◆ Task requirements:
What is needed is a verbatim copy of every record below, with the pictures left out.

┌─ The input

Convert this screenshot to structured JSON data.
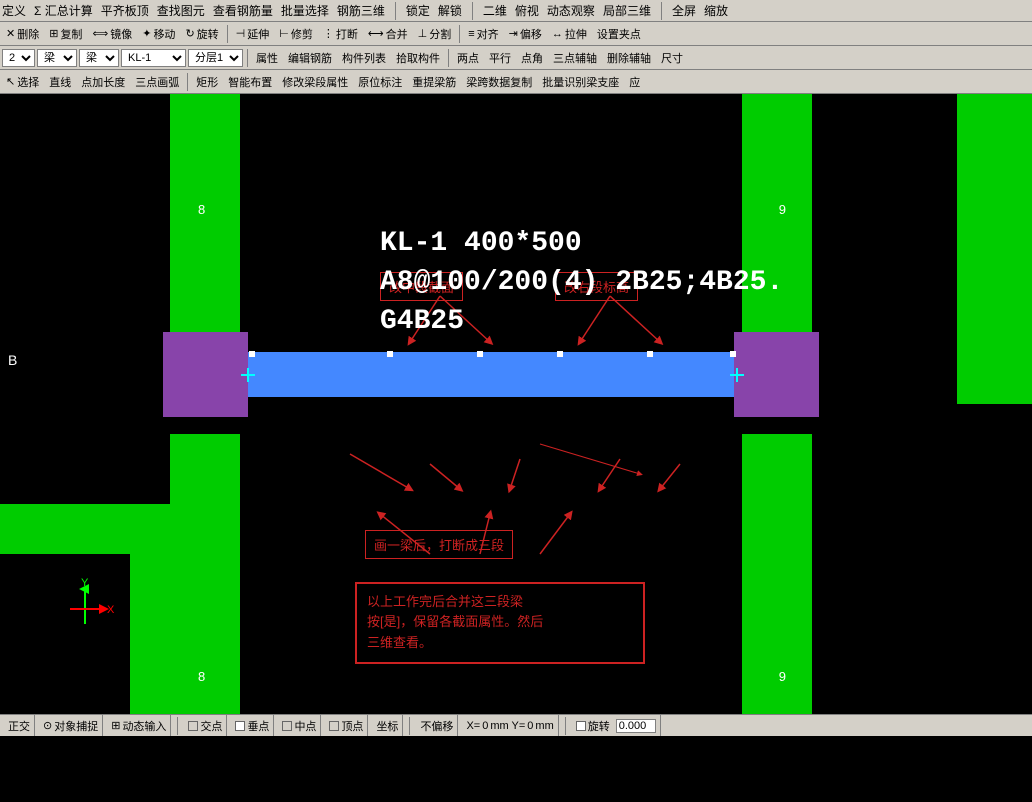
{
  "menubar": {
    "items": [
      "定义",
      "Σ 汇总计算",
      "平齐板顶",
      "查找图元",
      "查看钢筋量",
      "批量选择",
      "钢筋三维",
      "锁定",
      "解锁",
      "二维",
      "俯视",
      "动态观察",
      "局部三维",
      "全屏",
      "缩放"
    ]
  },
  "toolbar1": {
    "buttons": [
      "删除",
      "复制",
      "镜像",
      "移动",
      "旋转",
      "延伸",
      "修剪",
      "打断",
      "合并",
      "分割",
      "对齐",
      "偏移",
      "拉伸",
      "设置夹点"
    ]
  },
  "toolbar2": {
    "select1": "2",
    "select2": "梁",
    "select3": "梁",
    "select4": "KL-1",
    "select5": "分层1",
    "buttons": [
      "属性",
      "编辑钢筋",
      "构件列表",
      "拾取构件",
      "两点",
      "平行",
      "点角",
      "三点辅轴",
      "删除辅轴",
      "尺寸"
    ]
  },
  "toolbar3": {
    "buttons": [
      "选择",
      "直线",
      "点加长度",
      "三点画弧",
      "矩形",
      "智能布置",
      "修改梁段属性",
      "原位标注",
      "重提梁筋",
      "梁跨数据复制",
      "批量识别梁支座",
      "应"
    ]
  },
  "canvas": {
    "beam_annotation1": "改中段截面",
    "beam_annotation2": "改右段标高",
    "beam_text_line1": "KL-1 400*500",
    "beam_text_line2": "A8@100/200(4) 2B25;4B25.",
    "beam_text_line3": "G4B25",
    "break_label": "画一梁后，打断成三段",
    "info_text_line1": "以上工作完后合并这三段梁",
    "info_text_line2": "按[是]，保留各截面属性。然后",
    "info_text_line3": "三维查看。",
    "b_label": "B",
    "num8_left": "8",
    "num9_right": "9",
    "num8_bottom_left": "8",
    "num9_bottom_right": "9"
  },
  "statusbar": {
    "items": [
      "正交",
      "对象捕捉",
      "动态输入",
      "交点",
      "垂点",
      "中点",
      "顶点",
      "坐标",
      "不偏移",
      "X=",
      "0",
      "mm Y=",
      "0",
      "mm",
      "旋转",
      "0.000"
    ]
  }
}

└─

◆ Written answer:
Convert this screenshot to structured JSON data.
{
  "menubar": {
    "items": [
      "定义",
      "Σ 汇总计算",
      "平齐板顶",
      "查找图元",
      "查看钢筋量",
      "批量选择",
      "钢筋三维",
      "锁定",
      "解锁",
      "二维",
      "俯视",
      "动态观察",
      "局部三维",
      "全屏",
      "缩放"
    ]
  },
  "toolbar1": {
    "buttons": [
      "删除",
      "复制",
      "镜像",
      "移动",
      "旋转",
      "延伸",
      "修剪",
      "打断",
      "合并",
      "分割",
      "对齐",
      "偏移",
      "拉伸",
      "设置夹点"
    ]
  },
  "toolbar2": {
    "select1": "2",
    "select2": "梁",
    "select3": "梁",
    "select4": "KL-1",
    "select5": "分层1",
    "buttons": [
      "属性",
      "编辑钢筋",
      "构件列表",
      "拾取构件",
      "两点",
      "平行",
      "点角",
      "三点辅轴",
      "删除辅轴",
      "尺寸"
    ]
  },
  "toolbar3": {
    "buttons": [
      "选择",
      "直线",
      "点加长度",
      "三点画弧",
      "矩形",
      "智能布置",
      "修改梁段属性",
      "原位标注",
      "重提梁筋",
      "梁跨数据复制",
      "批量识别梁支座",
      "应"
    ]
  },
  "canvas": {
    "beam_annotation1": "改中段截面",
    "beam_annotation2": "改右段标高",
    "beam_text_line1": "KL-1 400*500",
    "beam_text_line2": "A8@100/200(4) 2B25;4B25.",
    "beam_text_line3": "G4B25",
    "break_label": "画一梁后，打断成三段",
    "info_text_line1": "以上工作完后合并这三段梁",
    "info_text_line2": "按[是]，保留各截面属性。然后",
    "info_text_line3": "三维查看。",
    "b_label": "B",
    "num8_left": "8",
    "num9_right": "9",
    "num8_bottom_left": "8",
    "num9_bottom_right": "9"
  },
  "statusbar": {
    "items": [
      "正交",
      "对象捕捉",
      "动态输入",
      "交点",
      "垂点",
      "中点",
      "顶点",
      "坐标",
      "不偏移",
      "X=",
      "0",
      "mm Y=",
      "0",
      "mm",
      "旋转",
      "0.000"
    ]
  }
}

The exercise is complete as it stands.